Engineering:Site Reliability Engineering

From HandWiki

Site Reliability Engineering (SRE) is a discipline that incorporates aspects of software engineering and applies them to infrastructure and operations problems. The main goals are to create scalable and highly reliable software systems. According to Ben Treynor, founder of Google's Site Reliability Team, SRE is "what happens when a software engineer is tasked with what used to be called operations."[1]


A site reliability engineer (SRE) will spend up to 50% of their time doing "ops" related work such as issues, on-call, and manual intervention. Since the software system that an SRE oversees is expected to be highly automatic and self-healing, the SRE should spend the other 50% of their time on development tasks such as new features, scaling or automation. The ideal site reliability engineer candidate is either a software engineer with a good administration background or a highly skilled system administrator with knowledge of coding and automation[2].

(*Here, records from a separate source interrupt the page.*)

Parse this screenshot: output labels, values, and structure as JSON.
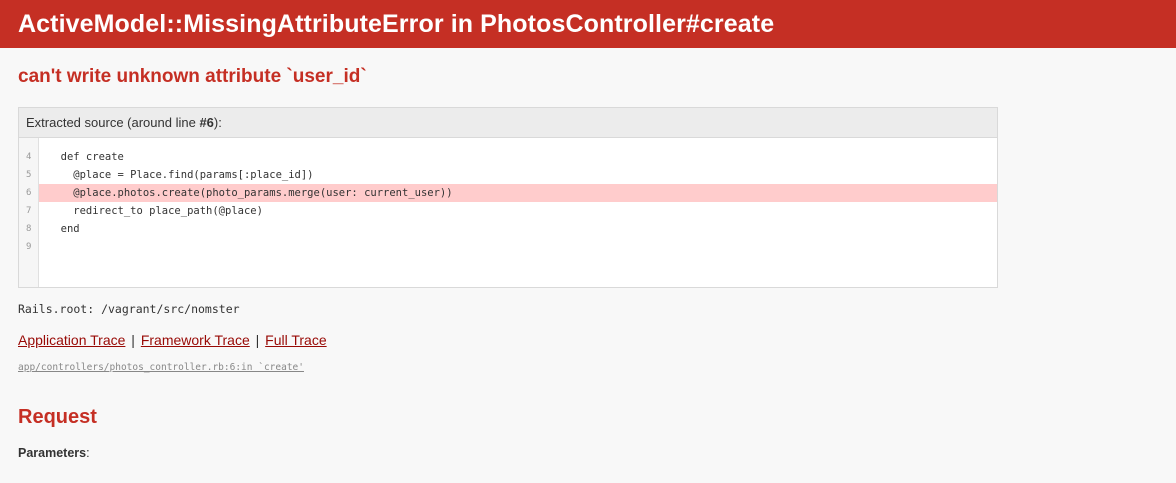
{
  "header": {
    "title": "ActiveModel::MissingAttributeError in PhotosController#create"
  },
  "error": {
    "message": "can't write unknown attribute `user_id`"
  },
  "source": {
    "info_prefix": "Extracted source (around line ",
    "info_line": "#6",
    "info_suffix": "):",
    "line_numbers": [
      "4",
      "5",
      "6",
      "7",
      "8",
      "9"
    ],
    "lines": [
      "  def create",
      "    @place = Place.find(params[:place_id])",
      "    @place.photos.create(photo_params.merge(user: current_user))",
      "    redirect_to place_path(@place)",
      "  end",
      ""
    ],
    "highlighted_line": "6"
  },
  "rails_root": "Rails.root: /vagrant/src/nomster",
  "trace": {
    "application_trace": "Application Trace",
    "framework_trace": "Framework Trace",
    "full_trace": "Full Trace",
    "separator": "|",
    "line": "app/controllers/photos_controller.rb:6:in `create'"
  },
  "request": {
    "heading": "Request",
    "parameters_label": "Parameters",
    "parameters_suffix": ":"
  }
}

DevOps vs SRE

Main page: DevOps

Coined around 2008, DevOps is a philosophy of cross-team empathy and business alignment. It's also been associated with a practice that encompasses automation of manual tasks, continuous integration and continuous delivery. SRE and DevOps share the same foundational principles. SRE is viewed by many (as cited in the Google SRE book) as a "specific implementation of DevOps with some idiosyncratic extensions." SREs, being developers themselves, will naturally bring solutions that help remove the barriers between development teams and operations teams.

DevOps defines 5 key pillars of success:

  1. Reduce organizational silos
  2. Accept failure as normal
  3. Implement gradual changes
  4. Leverage tooling and automation
  5. Measure everything

SRE satisfies the DevOps pillars as follows:[3]

  1. Reduce organizational silos
    • SRE shares ownership with developers to create shared responsibility[4]
    • SREs use the same tools that developers use, and vice versa
  2. Accept failure as normal
    • SREs embrace risk[5]
    • SRE quantifies failure and availability in a prescriptive manner using Service Level Indicators (SLIs) and Service Level Objectives (SLOs)[6]
    • SRE mandates blameless post mortems[7]
  3. Implement gradual changes
    • SRE encourages developers and product owners to move quickly by reducing the cost of failure[5]
  4. Leverage tooling and automation
    • SREs have a charter to automate menial tasks (called "toil") away[8]
  5. Measure everything
    • SRE defines prescriptive ways to measure values[9]
    • SRE fundamentally believes that systems operation is a software problem

See also


  • Site Reliability Engineering: How Google Runs Production Systems, O'Reilly Media, April 2016, Betsy Beyer, Chris Jones, Jennifer Petoff, Niall Richard Murphy, ISBN:978-1-491-92912-4
  • The Practice of Cloud System Administration: Designing and Operating Large Distributed Systems, Volume 2, Thomas Limoncelli, ISBN:032194318X

External links